*About this task*: All entries below are to be returned in full, exactly as they stand.
BEGIN Input data
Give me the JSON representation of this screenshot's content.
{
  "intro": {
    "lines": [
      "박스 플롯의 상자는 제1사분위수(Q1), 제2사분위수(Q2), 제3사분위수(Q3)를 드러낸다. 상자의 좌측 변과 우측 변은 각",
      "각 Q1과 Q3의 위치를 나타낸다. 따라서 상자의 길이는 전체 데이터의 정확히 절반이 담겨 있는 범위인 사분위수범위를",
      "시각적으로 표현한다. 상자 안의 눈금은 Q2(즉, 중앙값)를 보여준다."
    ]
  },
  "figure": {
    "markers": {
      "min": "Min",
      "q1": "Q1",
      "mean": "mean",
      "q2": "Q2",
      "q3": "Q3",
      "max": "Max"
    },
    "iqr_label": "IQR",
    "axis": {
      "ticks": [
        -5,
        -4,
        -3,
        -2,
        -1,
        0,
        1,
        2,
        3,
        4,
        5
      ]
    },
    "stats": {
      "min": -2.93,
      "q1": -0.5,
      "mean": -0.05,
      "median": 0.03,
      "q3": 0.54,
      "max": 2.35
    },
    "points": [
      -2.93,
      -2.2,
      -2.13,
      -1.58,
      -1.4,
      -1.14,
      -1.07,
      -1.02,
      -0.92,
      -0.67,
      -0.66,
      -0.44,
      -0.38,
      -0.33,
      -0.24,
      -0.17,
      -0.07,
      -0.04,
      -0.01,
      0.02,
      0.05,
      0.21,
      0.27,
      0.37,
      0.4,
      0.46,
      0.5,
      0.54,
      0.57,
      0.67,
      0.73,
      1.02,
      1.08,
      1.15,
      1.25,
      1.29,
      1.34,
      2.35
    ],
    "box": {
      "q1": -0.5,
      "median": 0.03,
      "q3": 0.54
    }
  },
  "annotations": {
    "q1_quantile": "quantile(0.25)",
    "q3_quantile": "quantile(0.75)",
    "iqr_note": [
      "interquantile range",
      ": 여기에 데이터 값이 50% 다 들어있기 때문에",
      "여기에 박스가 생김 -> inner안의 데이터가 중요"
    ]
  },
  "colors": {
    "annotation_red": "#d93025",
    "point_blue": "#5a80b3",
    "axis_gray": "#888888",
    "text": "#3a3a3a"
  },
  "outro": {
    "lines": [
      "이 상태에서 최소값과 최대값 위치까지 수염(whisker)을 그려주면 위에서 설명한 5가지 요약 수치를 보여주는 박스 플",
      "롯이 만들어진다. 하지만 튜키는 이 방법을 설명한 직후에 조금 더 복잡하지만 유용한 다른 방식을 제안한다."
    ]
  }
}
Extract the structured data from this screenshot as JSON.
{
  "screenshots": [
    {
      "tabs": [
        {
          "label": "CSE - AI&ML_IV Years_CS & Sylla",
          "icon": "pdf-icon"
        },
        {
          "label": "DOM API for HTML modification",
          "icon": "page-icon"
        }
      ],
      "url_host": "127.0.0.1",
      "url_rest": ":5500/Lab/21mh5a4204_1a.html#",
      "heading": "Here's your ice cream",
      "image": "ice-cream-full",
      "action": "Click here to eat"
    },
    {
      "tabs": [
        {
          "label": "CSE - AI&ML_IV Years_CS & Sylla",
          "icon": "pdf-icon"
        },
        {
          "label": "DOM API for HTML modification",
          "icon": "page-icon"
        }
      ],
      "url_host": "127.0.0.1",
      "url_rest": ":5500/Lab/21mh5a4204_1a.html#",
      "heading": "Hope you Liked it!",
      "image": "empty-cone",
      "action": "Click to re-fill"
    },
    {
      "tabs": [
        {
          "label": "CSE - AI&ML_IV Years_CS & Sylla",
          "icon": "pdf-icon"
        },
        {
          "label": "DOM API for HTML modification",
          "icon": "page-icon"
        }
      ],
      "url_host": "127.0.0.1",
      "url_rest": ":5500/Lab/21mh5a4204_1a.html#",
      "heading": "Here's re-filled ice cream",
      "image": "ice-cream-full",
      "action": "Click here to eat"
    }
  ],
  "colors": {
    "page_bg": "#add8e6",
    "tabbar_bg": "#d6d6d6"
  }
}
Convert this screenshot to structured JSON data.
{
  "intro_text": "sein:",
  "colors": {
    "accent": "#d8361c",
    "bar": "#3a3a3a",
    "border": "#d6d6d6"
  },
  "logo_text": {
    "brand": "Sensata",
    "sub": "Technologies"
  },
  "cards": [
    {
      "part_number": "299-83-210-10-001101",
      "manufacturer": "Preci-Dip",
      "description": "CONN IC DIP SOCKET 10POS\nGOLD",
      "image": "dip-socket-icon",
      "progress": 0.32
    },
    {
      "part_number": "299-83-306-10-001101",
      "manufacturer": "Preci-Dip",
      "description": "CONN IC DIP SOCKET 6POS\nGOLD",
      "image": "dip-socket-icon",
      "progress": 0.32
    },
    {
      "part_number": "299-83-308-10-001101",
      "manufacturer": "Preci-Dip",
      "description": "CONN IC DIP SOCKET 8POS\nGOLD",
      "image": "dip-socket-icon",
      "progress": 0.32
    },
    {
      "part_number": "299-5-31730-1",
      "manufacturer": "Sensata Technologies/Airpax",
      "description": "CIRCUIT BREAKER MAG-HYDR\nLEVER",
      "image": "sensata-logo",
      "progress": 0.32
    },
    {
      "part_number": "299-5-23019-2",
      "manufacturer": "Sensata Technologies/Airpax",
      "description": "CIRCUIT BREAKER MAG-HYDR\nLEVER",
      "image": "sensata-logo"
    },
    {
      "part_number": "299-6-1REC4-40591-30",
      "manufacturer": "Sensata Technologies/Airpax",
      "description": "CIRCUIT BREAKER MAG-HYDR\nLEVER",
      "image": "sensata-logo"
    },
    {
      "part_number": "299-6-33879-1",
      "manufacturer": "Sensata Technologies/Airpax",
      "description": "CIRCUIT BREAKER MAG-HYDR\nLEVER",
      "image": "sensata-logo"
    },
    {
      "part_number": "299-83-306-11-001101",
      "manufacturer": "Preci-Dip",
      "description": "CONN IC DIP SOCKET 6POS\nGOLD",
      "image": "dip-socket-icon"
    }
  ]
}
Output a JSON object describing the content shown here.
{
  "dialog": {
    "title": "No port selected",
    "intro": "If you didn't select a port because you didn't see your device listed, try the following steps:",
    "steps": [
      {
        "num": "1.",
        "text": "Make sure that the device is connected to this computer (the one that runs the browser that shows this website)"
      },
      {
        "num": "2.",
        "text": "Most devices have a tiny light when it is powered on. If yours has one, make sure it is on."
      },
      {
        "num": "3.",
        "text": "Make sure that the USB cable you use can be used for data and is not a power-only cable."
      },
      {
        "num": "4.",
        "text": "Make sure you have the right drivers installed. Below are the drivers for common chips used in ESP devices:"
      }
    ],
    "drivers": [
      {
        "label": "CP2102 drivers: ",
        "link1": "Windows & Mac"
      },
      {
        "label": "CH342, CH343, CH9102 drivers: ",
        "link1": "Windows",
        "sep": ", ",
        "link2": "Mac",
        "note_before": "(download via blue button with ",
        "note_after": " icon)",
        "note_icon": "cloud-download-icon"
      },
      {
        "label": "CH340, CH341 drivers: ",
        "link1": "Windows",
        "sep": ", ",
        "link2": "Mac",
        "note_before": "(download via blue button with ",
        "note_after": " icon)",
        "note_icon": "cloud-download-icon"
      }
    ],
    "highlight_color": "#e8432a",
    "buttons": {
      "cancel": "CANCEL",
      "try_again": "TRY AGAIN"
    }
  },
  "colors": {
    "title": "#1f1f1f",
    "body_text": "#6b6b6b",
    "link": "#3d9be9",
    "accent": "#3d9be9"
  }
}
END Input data
*Task answer*:
Give me the JSON representation of this screenshot's content.
{
  "intro": {
    "lines": [
      "박스 플롯의 상자는 제1사분위수(Q1), 제2사분위수(Q2), 제3사분위수(Q3)를 드러낸다. 상자의 좌측 변과 우측 변은 각",
      "각 Q1과 Q3의 위치를 나타낸다. 따라서 상자의 길이는 전체 데이터의 정확히 절반이 담겨 있는 범위인 사분위수범위를",
      "시각적으로 표현한다. 상자 안의 눈금은 Q2(즉, 중앙값)를 보여준다."
    ]
  },
  "figure": {
    "markers": {
      "min": "Min",
      "q1": "Q1",
      "mean": "mean",
      "q2": "Q2",
      "q3": "Q3",
      "max": "Max"
    },
    "iqr_label": "IQR",
    "axis": {
      "ticks": [
        -5,
        -4,
        -3,
        -2,
        -1,
        0,
        1,
        2,
        3,
        4,
        5
      ]
    },
    "stats": {
      "min": -2.93,
      "q1": -0.5,
      "mean": -0.05,
      "median": 0.03,
      "q3": 0.54,
      "max": 2.35
    },
    "points": [
      -2.93,
      -2.2,
      -2.13,
      -1.58,
      -1.4,
      -1.14,
      -1.07,
      -1.02,
      -0.92,
      -0.67,
      -0.66,
      -0.44,
      -0.38,
      -0.33,
      -0.24,
      -0.17,
      -0.07,
      -0.04,
      -0.01,
      0.02,
      0.05,
      0.21,
      0.27,
      0.37,
      0.4,
      0.46,
      0.5,
      0.54,
      0.57,
      0.67,
      0.73,
      1.02,
      1.08,
      1.15,
      1.25,
      1.29,
      1.34,
      2.35
    ],
    "box": {
      "q1": -0.5,
      "median": 0.03,
      "q3": 0.54
    }
  },
  "annotations": {
    "q1_quantile": "quantile(0.25)",
    "q3_quantile": "quantile(0.75)",
    "iqr_note": [
      "interquantile range",
      ": 여기에 데이터 값이 50% 다 들어있기 때문에",
      "여기에 박스가 생김 -> inner안의 데이터가 중요"
    ]
  },
  "colors": {
    "annotation_red": "#d93025",
    "point_blue": "#5a80b3",
    "axis_gray": "#888888",
    "text": "#3a3a3a"
  },
  "outro": {
    "lines": [
      "이 상태에서 최소값과 최대값 위치까지 수염(whisker)을 그려주면 위에서 설명한 5가지 요약 수치를 보여주는 박스 플",
      "롯이 만들어진다. 하지만 튜키는 이 방법을 설명한 직후에 조금 더 복잡하지만 유용한 다른 방식을 제안한다."
    ]
  }
}
Extract the structured data from this screenshot as JSON.
{
  "screenshots": [
    {
      "tabs": [
        {
          "label": "CSE - AI&ML_IV Years_CS & Sylla",
          "icon": "pdf-icon"
        },
        {
          "label": "DOM API for HTML modification",
          "icon": "page-icon"
        }
      ],
      "url_host": "127.0.0.1",
      "url_rest": ":5500/Lab/21mh5a4204_1a.html#",
      "heading": "Here's your ice cream",
      "image": "ice-cream-full",
      "action": "Click here to eat"
    },
    {
      "tabs": [
        {
          "label": "CSE - AI&ML_IV Years_CS & Sylla",
          "icon": "pdf-icon"
        },
        {
          "label": "DOM API for HTML modification",
          "icon": "page-icon"
        }
      ],
      "url_host": "127.0.0.1",
      "url_rest": ":5500/Lab/21mh5a4204_1a.html#",
      "heading": "Hope you Liked it!",
      "image": "empty-cone",
      "action": "Click to re-fill"
    },
    {
      "tabs": [
        {
          "label": "CSE - AI&ML_IV Years_CS & Sylla",
          "icon": "pdf-icon"
        },
        {
          "label": "DOM API for HTML modification",
          "icon": "page-icon"
        }
      ],
      "url_host": "127.0.0.1",
      "url_rest": ":5500/Lab/21mh5a4204_1a.html#",
      "heading": "Here's re-filled ice cream",
      "image": "ice-cream-full",
      "action": "Click here to eat"
    }
  ],
  "colors": {
    "page_bg": "#add8e6",
    "tabbar_bg": "#d6d6d6"
  }
}
Convert this screenshot to structured JSON data.
{
  "intro_text": "sein:",
  "colors": {
    "accent": "#d8361c",
    "bar": "#3a3a3a",
    "border": "#d6d6d6"
  },
  "logo_text": {
    "brand": "Sensata",
    "sub": "Technologies"
  },
  "cards": [
    {
      "part_number": "299-83-210-10-001101",
      "manufacturer": "Preci-Dip",
      "description": "CONN IC DIP SOCKET 10POS\nGOLD",
      "image": "dip-socket-icon",
      "progress": 0.32
    },
    {
      "part_number": "299-83-306-10-001101",
      "manufacturer": "Preci-Dip",
      "description": "CONN IC DIP SOCKET 6POS\nGOLD",
      "image": "dip-socket-icon",
      "progress": 0.32
    },
    {
      "part_number": "299-83-308-10-001101",
      "manufacturer": "Preci-Dip",
      "description": "CONN IC DIP SOCKET 8POS\nGOLD",
      "image": "dip-socket-icon",
      "progress": 0.32
    },
    {
      "part_number": "299-5-31730-1",
      "manufacturer": "Sensata Technologies/Airpax",
      "description": "CIRCUIT BREAKER MAG-HYDR\nLEVER",
      "image": "sensata-logo",
      "progress": 0.32
    },
    {
      "part_number": "299-5-23019-2",
      "manufacturer": "Sensata Technologies/Airpax",
      "description": "CIRCUIT BREAKER MAG-HYDR\nLEVER",
      "image": "sensata-logo"
    },
    {
      "part_number": "299-6-1REC4-40591-30",
      "manufacturer": "Sensata Technologies/Airpax",
      "description": "CIRCUIT BREAKER MAG-HYDR\nLEVER",
      "image": "sensata-logo"
    },
    {
      "part_number": "299-6-33879-1",
      "manufacturer": "Sensata Technologies/Airpax",
      "description": "CIRCUIT BREAKER MAG-HYDR\nLEVER",
      "image": "sensata-logo"
    },
    {
      "part_number": "299-83-306-11-001101",
      "manufacturer": "Preci-Dip",
      "description": "CONN IC DIP SOCKET 6POS\nGOLD",
      "image": "dip-socket-icon"
    }
  ]
}
Output a JSON object describing the content shown here.
{
  "dialog": {
    "title": "No port selected",
    "intro": "If you didn't select a port because you didn't see your device listed, try the following steps:",
    "steps": [
      {
        "num": "1.",
        "text": "Make sure that the device is connected to this computer (the one that runs the browser that shows this website)"
      },
      {
        "num": "2.",
        "text": "Most devices have a tiny light when it is powered on. If yours has one, make sure it is on."
      },
      {
        "num": "3.",
        "text": "Make sure that the USB cable you use can be used for data and is not a power-only cable."
      },
      {
        "num": "4.",
        "text": "Make sure you have the right drivers installed. Below are the drivers for common chips used in ESP devices:"
      }
    ],
    "drivers": [
      {
        "label": "CP2102 drivers: ",
        "link1": "Windows & Mac"
      },
      {
        "label": "CH342, CH343, CH9102 drivers: ",
        "link1": "Windows",
        "sep": ", ",
        "link2": "Mac",
        "note_before": "(download via blue button with ",
        "note_after": " icon)",
        "note_icon": "cloud-download-icon"
      },
      {
        "label": "CH340, CH341 drivers: ",
        "link1": "Windows",
        "sep": ", ",
        "link2": "Mac",
        "note_before": "(download via blue button with ",
        "note_after": " icon)",
        "note_icon": "cloud-download-icon"
      }
    ],
    "highlight_color": "#e8432a",
    "buttons": {
      "cancel": "CANCEL",
      "try_again": "TRY AGAIN"
    }
  },
  "colors": {
    "title": "#1f1f1f",
    "body_text": "#6b6b6b",
    "link": "#3d9be9",
    "accent": "#3d9be9"
  }
}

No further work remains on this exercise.